■ Data for the task:
[Start of Attachment]
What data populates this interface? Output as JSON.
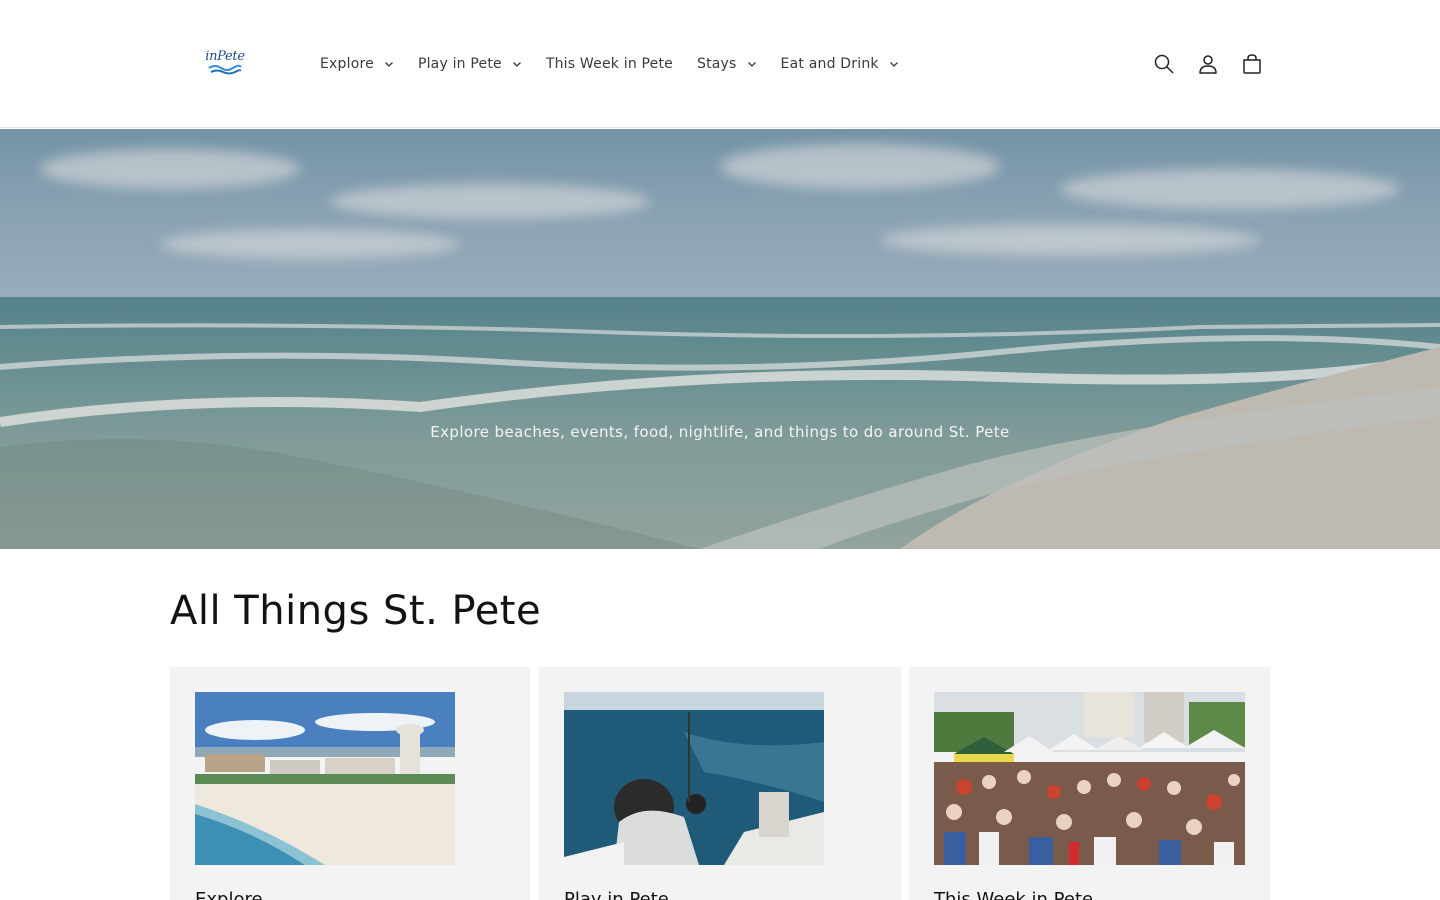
{
  "header": {
    "logo_text": "inPete",
    "nav": [
      {
        "label": "Explore",
        "has_dropdown": true
      },
      {
        "label": "Play in Pete",
        "has_dropdown": true
      },
      {
        "label": "This Week in Pete",
        "has_dropdown": false
      },
      {
        "label": "Stays",
        "has_dropdown": true
      },
      {
        "label": "Eat and Drink",
        "has_dropdown": true
      }
    ],
    "icons": [
      "search-icon",
      "account-icon",
      "cart-icon"
    ]
  },
  "hero": {
    "subtitle": "Explore beaches, events, food, nightlife, and things to do around St. Pete"
  },
  "collection": {
    "title": "All Things St. Pete",
    "cards": [
      {
        "title": "Explore",
        "image": "beach-resort-aerial"
      },
      {
        "title": "Play in Pete",
        "image": "boy-fishing-on-boat"
      },
      {
        "title": "This Week in Pete",
        "image": "outdoor-market-crowd"
      }
    ]
  },
  "colors": {
    "header_bg": "#ffffff",
    "card_bg": "#f3f3f3",
    "text": "#121212",
    "logo_blue": "#1f4e8c"
  }
}
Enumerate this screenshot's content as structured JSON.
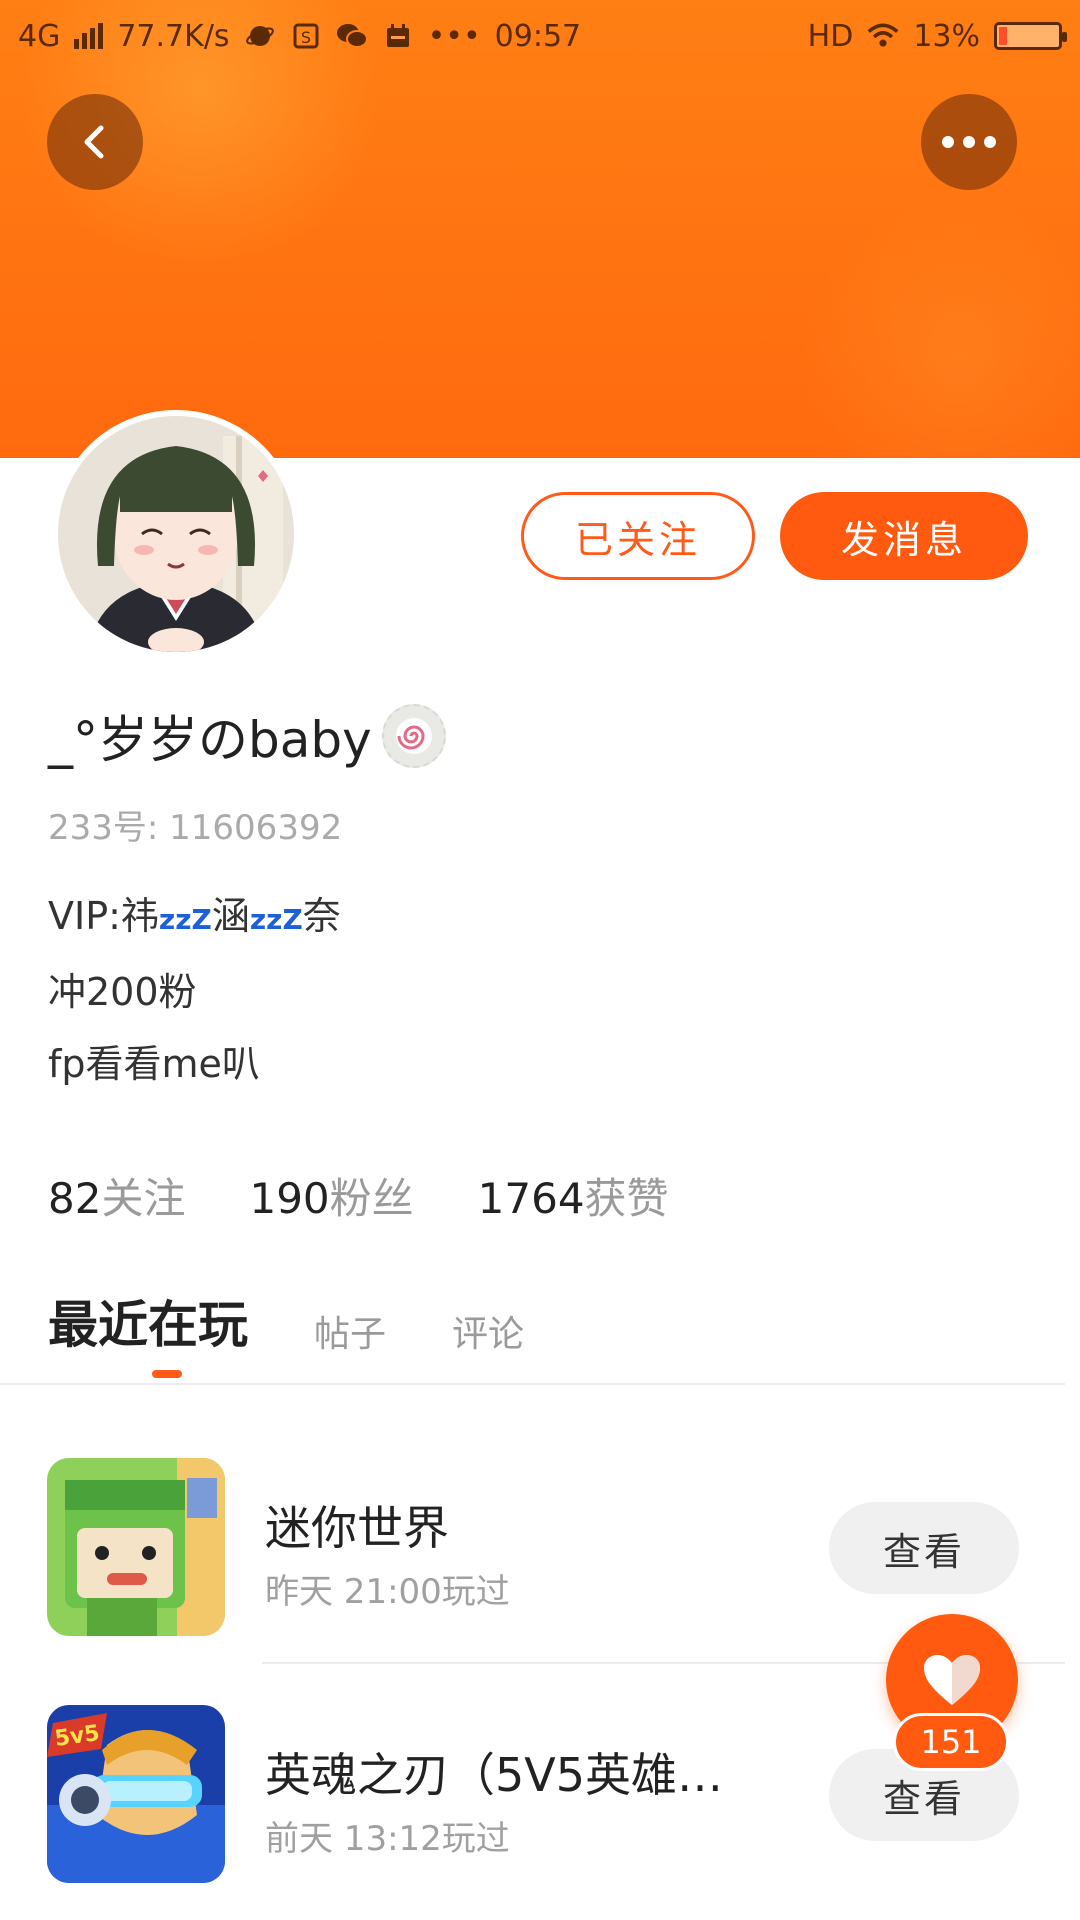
{
  "status_bar": {
    "network": "4G",
    "speed": "77.7K/s",
    "time": "09:57",
    "hd": "HD",
    "battery_text": "13%",
    "battery_level": 0.13
  },
  "header": {
    "back_icon": "chevron-left-icon",
    "more_icon": "more-horizontal-icon",
    "colors": {
      "primary": "#ff6a0f",
      "accent": "#ff5a1a"
    }
  },
  "profile": {
    "name": "_°岁岁のbaby",
    "uid": "233号: 11606392",
    "bio_prefix": "VIP:祎",
    "bio_zz1": "zzZ",
    "bio_mid": "涵",
    "bio_zz2": "zzZ",
    "bio_suffix": "奈",
    "bio_line2": "冲200粉",
    "bio_line3": "fp看看me叭"
  },
  "actions": {
    "followed_label": "已关注",
    "message_label": "发消息"
  },
  "stats": [
    {
      "num": "82",
      "label": "关注"
    },
    {
      "num": "190",
      "label": "粉丝"
    },
    {
      "num": "1764",
      "label": "获赞"
    }
  ],
  "tabs": [
    {
      "label": "最近在玩",
      "active": true
    },
    {
      "label": "帖子",
      "active": false
    },
    {
      "label": "评论",
      "active": false
    }
  ],
  "games": [
    {
      "name": "迷你世界",
      "time": "昨天 21:00玩过",
      "view_label": "查看"
    },
    {
      "name": "英魂之刃（5V5英雄…",
      "time": "前天 13:12玩过",
      "view_label": "查看"
    }
  ],
  "like_fab": {
    "count": "151",
    "icon": "heart-icon"
  }
}
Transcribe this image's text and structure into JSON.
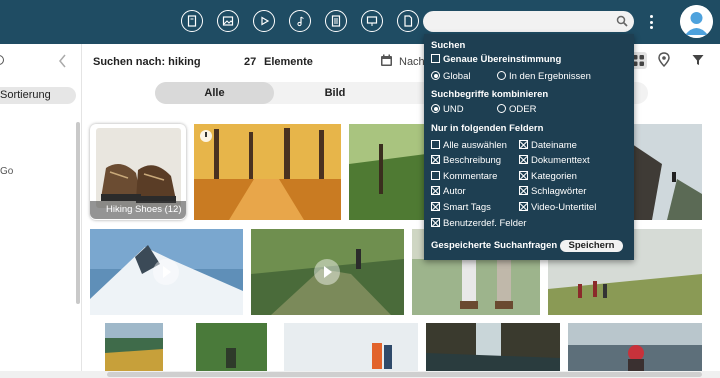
{
  "topbar": {
    "icons": [
      "document-icon",
      "image-icon",
      "video-icon",
      "music-icon",
      "text-file-icon",
      "presentation-icon",
      "file-icon"
    ],
    "search_value": "",
    "accent_color": "#1f4c63"
  },
  "sidebar": {
    "sort_label": "Sortierung",
    "partial_text": "Go"
  },
  "toolbar": {
    "search_label": "Suchen nach: hiking",
    "count": "27",
    "elements_label": "Elemente",
    "sort_label": "Nach"
  },
  "tabs": {
    "all": "Alle",
    "image": "Bild"
  },
  "album": {
    "label": "Hiking Shoes (12)"
  },
  "search_panel": {
    "title": "Suchen",
    "exact_match": "Genaue Übereinstimmung",
    "global": "Global",
    "in_results": "In den Ergebnissen",
    "combine_title": "Suchbegriffe kombinieren",
    "and": "UND",
    "or": "ODER",
    "fields_title": "Nur in folgenden Feldern",
    "fields": {
      "select_all": "Alle auswählen",
      "filename": "Dateiname",
      "description": "Beschreibung",
      "document_text": "Dokumenttext",
      "comments": "Kommentare",
      "categories": "Kategorien",
      "author": "Autor",
      "keywords": "Schlagwörter",
      "smart_tags": "Smart Tags",
      "video_subtitles": "Video-Untertitel",
      "user_fields": "Benutzerdef. Felder"
    },
    "saved_searches": "Gespeicherte Suchanfragen",
    "save_button": "Speichern",
    "panel_color": "#1e3f52"
  }
}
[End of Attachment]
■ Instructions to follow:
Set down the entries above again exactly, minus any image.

■ Answer space:
What data populates this interface? Output as JSON.
{
  "header": {
    "logo_text": "inPete",
    "nav": [
      {
        "label": "Explore",
        "has_dropdown": true
      },
      {
        "label": "Play in Pete",
        "has_dropdown": true
      },
      {
        "label": "This Week in Pete",
        "has_dropdown": false
      },
      {
        "label": "Stays",
        "has_dropdown": true
      },
      {
        "label": "Eat and Drink",
        "has_dropdown": true
      }
    ],
    "icons": [
      "search-icon",
      "account-icon",
      "cart-icon"
    ]
  },
  "hero": {
    "subtitle": "Explore beaches, events, food, nightlife, and things to do around St. Pete"
  },
  "collection": {
    "title": "All Things St. Pete",
    "cards": [
      {
        "title": "Explore",
        "image": "beach-resort-aerial"
      },
      {
        "title": "Play in Pete",
        "image": "boy-fishing-on-boat"
      },
      {
        "title": "This Week in Pete",
        "image": "outdoor-market-crowd"
      }
    ]
  },
  "colors": {
    "header_bg": "#ffffff",
    "card_bg": "#f3f3f3",
    "text": "#121212",
    "logo_blue": "#1f4e8c"
  }
}
Enumerate this screenshot's content as structured JSON.
{
  "status_bar": {
    "network": "4G",
    "speed": "77.7K/s",
    "time": "09:57",
    "hd": "HD",
    "battery_text": "13%",
    "battery_level": 0.13
  },
  "header": {
    "back_icon": "chevron-left-icon",
    "more_icon": "more-horizontal-icon",
    "colors": {
      "primary": "#ff6a0f",
      "accent": "#ff5a1a"
    }
  },
  "profile": {
    "name": "_°岁岁のbaby",
    "uid": "233号: 11606392",
    "bio_prefix": "VIP:祎",
    "bio_zz1": "zzZ",
    "bio_mid": "涵",
    "bio_zz2": "zzZ",
    "bio_suffix": "奈",
    "bio_line2": "冲200粉",
    "bio_line3": "fp看看me叭"
  },
  "actions": {
    "followed_label": "已关注",
    "message_label": "发消息"
  },
  "stats": [
    {
      "num": "82",
      "label": "关注"
    },
    {
      "num": "190",
      "label": "粉丝"
    },
    {
      "num": "1764",
      "label": "获赞"
    }
  ],
  "tabs": [
    {
      "label": "最近在玩",
      "active": true
    },
    {
      "label": "帖子",
      "active": false
    },
    {
      "label": "评论",
      "active": false
    }
  ],
  "games": [
    {
      "name": "迷你世界",
      "time": "昨天 21:00玩过",
      "view_label": "查看"
    },
    {
      "name": "英魂之刃（5V5英雄…",
      "time": "前天 13:12玩过",
      "view_label": "查看"
    }
  ],
  "like_fab": {
    "count": "151",
    "icon": "heart-icon"
  }
}
Transcribe this image's text and structure into JSON.
{
  "topbar": {
    "icons": [
      "document-icon",
      "image-icon",
      "video-icon",
      "music-icon",
      "text-file-icon",
      "presentation-icon",
      "file-icon"
    ],
    "search_value": "",
    "accent_color": "#1f4c63"
  },
  "sidebar": {
    "sort_label": "Sortierung",
    "partial_text": "Go"
  },
  "toolbar": {
    "search_label": "Suchen nach: hiking",
    "count": "27",
    "elements_label": "Elemente",
    "sort_label": "Nach"
  },
  "tabs": {
    "all": "Alle",
    "image": "Bild"
  },
  "album": {
    "label": "Hiking Shoes (12)"
  },
  "search_panel": {
    "title": "Suchen",
    "exact_match": "Genaue Übereinstimmung",
    "global": "Global",
    "in_results": "In den Ergebnissen",
    "combine_title": "Suchbegriffe kombinieren",
    "and": "UND",
    "or": "ODER",
    "fields_title": "Nur in folgenden Feldern",
    "fields": {
      "select_all": "Alle auswählen",
      "filename": "Dateiname",
      "description": "Beschreibung",
      "document_text": "Dokumenttext",
      "comments": "Kommentare",
      "categories": "Kategorien",
      "author": "Autor",
      "keywords": "Schlagwörter",
      "smart_tags": "Smart Tags",
      "video_subtitles": "Video-Untertitel",
      "user_fields": "Benutzerdef. Felder"
    },
    "saved_searches": "Gespeicherte Suchanfragen",
    "save_button": "Speichern",
    "panel_color": "#1e3f52"
  }
}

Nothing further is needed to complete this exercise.